Life at the museum began well. The Daniel Adamson’s unique combination of steam engine and stylish Art Deco interiors drew admiring visitors, but she soon fell victim to the funding cuts affecting the region’s cultural and heritage sectors. Maintenance became too expensive to carry out, and by the early 1990s she was starting to show signs of neglect. Over the next decade the Danny’s condition deteriorated, and to add insult to injury, she was vandalised and partly set alight.
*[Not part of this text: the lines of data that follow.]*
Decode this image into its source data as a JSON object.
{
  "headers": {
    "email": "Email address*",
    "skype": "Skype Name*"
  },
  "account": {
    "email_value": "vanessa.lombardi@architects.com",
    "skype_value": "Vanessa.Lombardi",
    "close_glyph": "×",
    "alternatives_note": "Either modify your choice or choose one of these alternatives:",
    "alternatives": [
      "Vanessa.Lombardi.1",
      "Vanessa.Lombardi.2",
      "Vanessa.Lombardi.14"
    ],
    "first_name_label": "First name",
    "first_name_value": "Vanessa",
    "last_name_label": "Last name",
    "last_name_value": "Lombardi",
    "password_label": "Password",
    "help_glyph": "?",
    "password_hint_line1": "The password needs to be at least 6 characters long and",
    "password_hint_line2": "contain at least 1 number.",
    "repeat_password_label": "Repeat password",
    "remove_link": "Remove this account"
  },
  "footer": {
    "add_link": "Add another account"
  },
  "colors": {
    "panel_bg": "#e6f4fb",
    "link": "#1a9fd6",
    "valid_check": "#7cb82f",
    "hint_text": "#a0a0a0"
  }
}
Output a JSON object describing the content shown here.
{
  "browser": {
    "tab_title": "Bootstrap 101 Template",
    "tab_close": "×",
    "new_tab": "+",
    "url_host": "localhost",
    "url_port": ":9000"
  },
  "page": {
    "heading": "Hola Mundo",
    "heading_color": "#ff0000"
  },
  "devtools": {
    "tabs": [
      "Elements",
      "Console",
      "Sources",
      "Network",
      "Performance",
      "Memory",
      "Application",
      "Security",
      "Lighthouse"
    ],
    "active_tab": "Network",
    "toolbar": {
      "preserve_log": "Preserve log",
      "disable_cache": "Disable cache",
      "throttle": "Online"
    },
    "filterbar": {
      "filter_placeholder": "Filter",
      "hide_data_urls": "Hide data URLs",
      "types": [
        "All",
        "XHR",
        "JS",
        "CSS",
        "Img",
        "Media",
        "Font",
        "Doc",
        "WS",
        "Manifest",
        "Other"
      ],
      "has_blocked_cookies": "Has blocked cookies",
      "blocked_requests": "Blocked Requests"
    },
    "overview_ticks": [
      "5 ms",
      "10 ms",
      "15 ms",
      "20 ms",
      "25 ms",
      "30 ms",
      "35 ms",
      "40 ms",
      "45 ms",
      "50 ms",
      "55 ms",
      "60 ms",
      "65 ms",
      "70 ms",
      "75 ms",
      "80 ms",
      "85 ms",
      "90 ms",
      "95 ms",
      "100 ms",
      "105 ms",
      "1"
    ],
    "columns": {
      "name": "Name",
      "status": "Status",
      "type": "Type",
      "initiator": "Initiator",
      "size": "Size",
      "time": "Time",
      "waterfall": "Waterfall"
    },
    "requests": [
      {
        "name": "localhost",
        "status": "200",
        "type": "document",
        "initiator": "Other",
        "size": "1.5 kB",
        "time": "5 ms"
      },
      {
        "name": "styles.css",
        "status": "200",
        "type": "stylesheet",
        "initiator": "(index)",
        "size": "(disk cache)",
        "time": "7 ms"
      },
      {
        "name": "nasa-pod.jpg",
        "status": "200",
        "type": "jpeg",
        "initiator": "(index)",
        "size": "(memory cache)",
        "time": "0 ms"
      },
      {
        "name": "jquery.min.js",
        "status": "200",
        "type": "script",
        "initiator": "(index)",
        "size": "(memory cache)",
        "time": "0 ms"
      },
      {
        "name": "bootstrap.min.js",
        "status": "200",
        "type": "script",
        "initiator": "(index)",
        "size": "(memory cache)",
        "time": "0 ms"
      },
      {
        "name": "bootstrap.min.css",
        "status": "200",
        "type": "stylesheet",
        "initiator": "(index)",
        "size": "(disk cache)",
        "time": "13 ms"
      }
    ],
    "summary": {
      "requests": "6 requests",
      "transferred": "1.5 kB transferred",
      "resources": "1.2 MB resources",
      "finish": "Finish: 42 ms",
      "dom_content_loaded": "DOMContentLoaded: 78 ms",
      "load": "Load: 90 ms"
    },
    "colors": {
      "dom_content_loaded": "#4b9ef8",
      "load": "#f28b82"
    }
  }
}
In early February 2004, despite being a unique century-old maritime survival, she was earmarked for scrapping at Garston. But word of this soon got round the tightly knit maritime community grapevine, and within days the momentous decision to try and save her was taken.
The campaign was spearheaded by Mersey tug skipper Dan Cross, who formed the Daniel Adamson Preservation Society (DAPS) with the help of Tony Hirst, a former director of the Ellesmere Port Boat Museum. Dan’s employer Svitzer Marine, on hearing of the steam tug’s plight, offered to dry dock and survey her for free to assess whether she was in fact worth saving. The next thing he knew, Dan had bought the Daniel Adamson from owner MSCC for the princely sum of £1, and the campaign was underway.
Supporters started to emerge from all over the North West, but also from Yorkshire, the Midlands, North Wales and beyond. By April preparations had been made to tow the tug to Eastham and out into the Mersey. The scale of the challenge became clear when the cost of insurance, simply to tow her from Eastham to a berth across the river in Liverpool, was quoted at £2,000. But with the goodwill and generosity of many, the money was raised.
Even though she had been stationary for two decades, and the move from Ellesmere Port would not be done under her own steam, a new chapter in the Daniel Adamson’s life was about to start. There was a determination that she would steam again, and the support from many quarters gave DAPS the confidence to throw everything into the campaign.
The next task was clearing two decades’ worth of mud, rainwater and rubbish. As the media and Internet forums spread the word about the Daniel Adamson’s resuce, more members and volunteers joined up to DAPS, bringing much needed skills, enthusiasm, and crucially, time. Ships’ surveyors and engineers, pipefitters, plumbers, joiners, electricians and many more, retired and still in employment, all offered their services free of charge.
Original members of the crew also turned up, including John Deakin, whose knowledge of the quirky workings of the old vessel proved invaluable. Customers and suppliers of Svitzer Marine also came forward with favours such as free surveys, rust repairs, paint and pilotage.
United Utilities granted the use of some redundant buildings to use as workshops at Sandon half-tide basin, where the repair works to the hull and boiler could be carried out and also training given to students from TTE Training. Grants started to be raised from various trusts and funds, including Halton Borough Council, the Manifold Trust, the P H Holt Charitable Trust, the Pilgrim Trust and the PRISM fund.
But more – much more - was needed. The commitment and fundraising drive paid off, and in February 2015 the Heritage Lottery Fund awarded £3.8m to restore the Daniel Adamson to full working order. The exciting news meant that she would once again be able to sail under her own steam.
From a vandalised wreck days away from the breaker’s yard, the Daniel Adamson has sailed into the elite ranks of the National Historic Fleet, the maritime version of Grade I listed building status – alongside vessels of national significance such as the Cutty Sark, HMS Victory and SS Great Britain.
The Daniel Adamson has been kept afloat quite literally from the hard work and dedication of hundreds of volunteers and the goodwill of scores of companies, and from May 2016 a new generation of enthusiasts will be able to marvel at the her unexpected Art Deco interiors and experience the thrill of steam.